guitar playing style, while more intense stuff like My Chemical Romance and The Story So Far comes out in my drumming. Lyrics surprisingly come from Chris Cornell, Gerard Way, and Eddie Vedder. Those guys have a way with words that connects to me. So I mean, my biggest influence I guess would have to be John Mayer at the end of the day. He is the reason I picked up a guitar in the first place, and like me, he adapts elements from all over in his music and coverd many genres.
5. What is your favorite song or lyric of yours?
I honestly think my favorite song I’ve ever made is Neverland. That song is about a lot of things, but mostly my unconventional mind and how weird I see the world. I’ve always felt a disconnect with the general population, and that song is me embracing my strange mind and recognizing the beauty in that. I also love the instrumental.
6. Speak candidly for a second about “demons” and fighting them, how can you encourage yourself and people?
There was a point in my life where I didnt like who I was. I was struggling with a multitude of things ranging from deaths, breakups, as well as self control with certain things. I realized that I was spending more time f****d up at parties than connecting with people. I was arrogant, an assh*le with a short temper, and was getting in bar fights for the sake of fighting. I was in an odd place and it took those who are true to me and music for me to step back and evaluate. Instead of seeing who I was and falling deeper into depression, I changed my ways. I vowed to become a better person, and connect with people and develop patience. I realized that what I was getting from these substances was nothing substantial, and that my heart was elsewhere. The hardest part about dealing with demons is recognizing them. Once you have the courage to say “Hey. Im messing up, let me fix this,” things get better.
7. When did you start taking music seriously?
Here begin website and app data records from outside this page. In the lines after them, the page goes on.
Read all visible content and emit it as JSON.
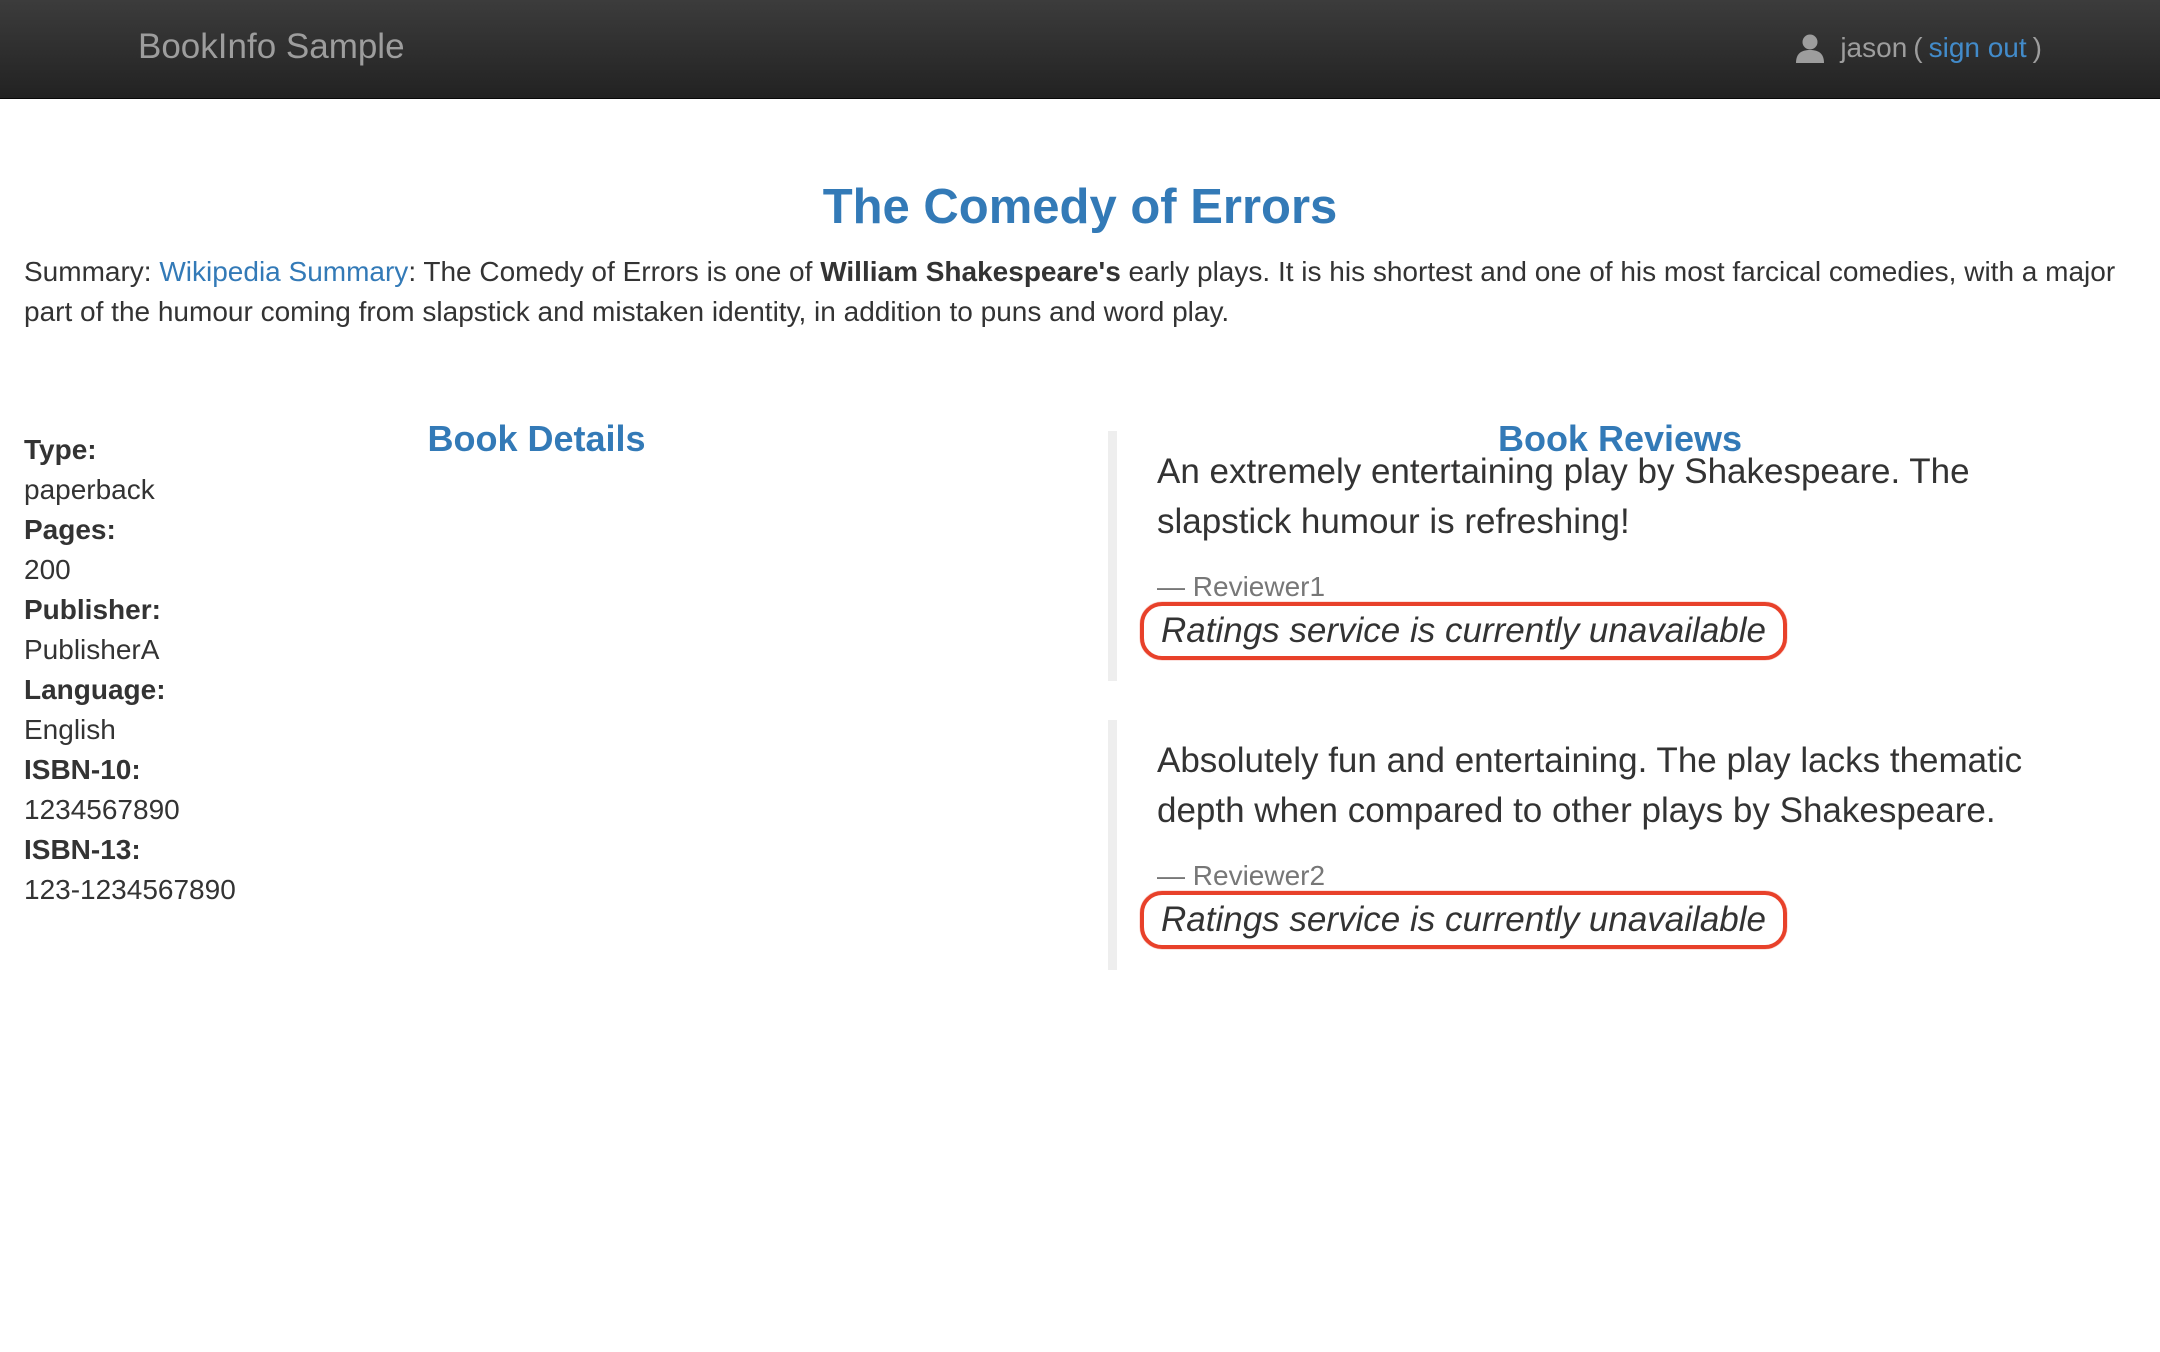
{
  "navbar": {
    "brand": "BookInfo Sample",
    "username": "jason",
    "open_paren": "(",
    "close_paren": ")",
    "sign_out": "sign out"
  },
  "book": {
    "title": "The Comedy of Errors",
    "summary_label": "Summary:",
    "summary_link": "Wikipedia Summary",
    "summary_text_1": ": The Comedy of Errors is one of ",
    "summary_bold": "William Shakespeare's",
    "summary_text_2": " early plays. It is his shortest and one of his most farcical comedies, with a major part of the humour coming from slapstick and mistaken identity, in addition to puns and word play."
  },
  "details": {
    "heading": "Book Details",
    "items": [
      {
        "label": "Type:",
        "value": "paperback"
      },
      {
        "label": "Pages:",
        "value": "200"
      },
      {
        "label": "Publisher:",
        "value": "PublisherA"
      },
      {
        "label": "Language:",
        "value": "English"
      },
      {
        "label": "ISBN-10:",
        "value": "1234567890"
      },
      {
        "label": "ISBN-13:",
        "value": "123-1234567890"
      }
    ]
  },
  "reviews": {
    "heading": "Book Reviews",
    "items": [
      {
        "text": "An extremely entertaining play by Shakespeare. The slapstick humour is refreshing!",
        "reviewer": "— Reviewer1",
        "rating": "Ratings service is currently unavailable"
      },
      {
        "text": "Absolutely fun and entertaining. The play lacks thematic depth when compared to other plays by Shakespeare.",
        "reviewer": "— Reviewer2",
        "rating": "Ratings service is currently unavailable"
      }
    ]
  },
  "colors": {
    "navbar": "#222222",
    "link": "#337ab7",
    "highlight": "#e8412a"
  },
  "icons": {
    "user": "user-icon"
  }
}
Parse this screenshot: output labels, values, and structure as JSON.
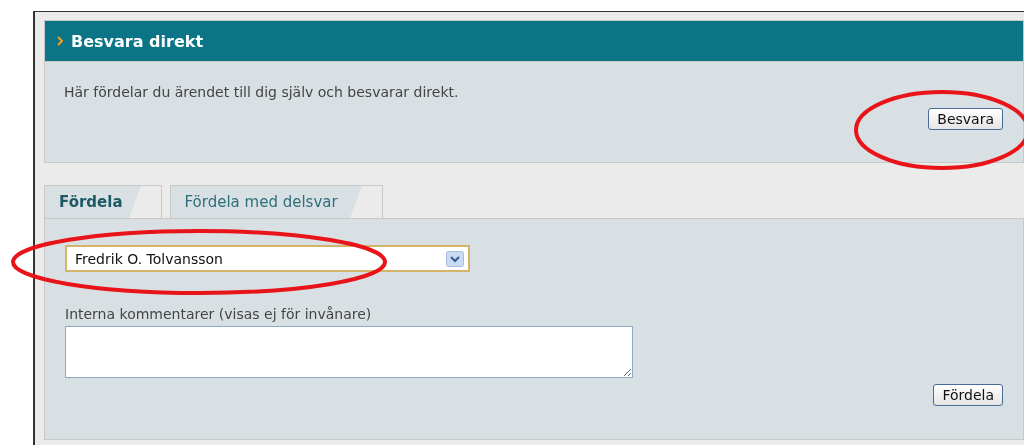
{
  "direct_panel": {
    "title": "Besvara direkt",
    "description": "Här fördelar du ärendet till dig själv och besvarar direkt.",
    "button": "Besvara"
  },
  "tabs": [
    {
      "label": "Fördela",
      "selected": true
    },
    {
      "label": "Fördela med delsvar",
      "selected": false
    }
  ],
  "assign_form": {
    "assignee": {
      "value": "Fredrik O. Tolvansson"
    },
    "comment": {
      "label": "Interna kommentarer (visas ej för invånare)"
    },
    "button": "Fördela"
  }
}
How far do you plan on taking it?
In eighth grade I played drums, guitar, and piano in front of an approximately 3 thousand person crowd, and I loved it. I loved every second of it. I dedicated my high school career to perfecting my craft and one day over winter break I got into making beats. I knew Trevon (me) was into rap, so I took a complete risk and just hit him up. We werent that close at the time, but after one session, we made an instant connection. Fast forward, I spent most of my summer in a studio and on stage with Trevon and Joe. Now i consider Trevon easily as one of my best friends and what makes it so enjoyable is how much fun we have with it. We take music seriously, its our outlet, but the day I take it too seriously and I stop having fun with it, thats the day ill be done with it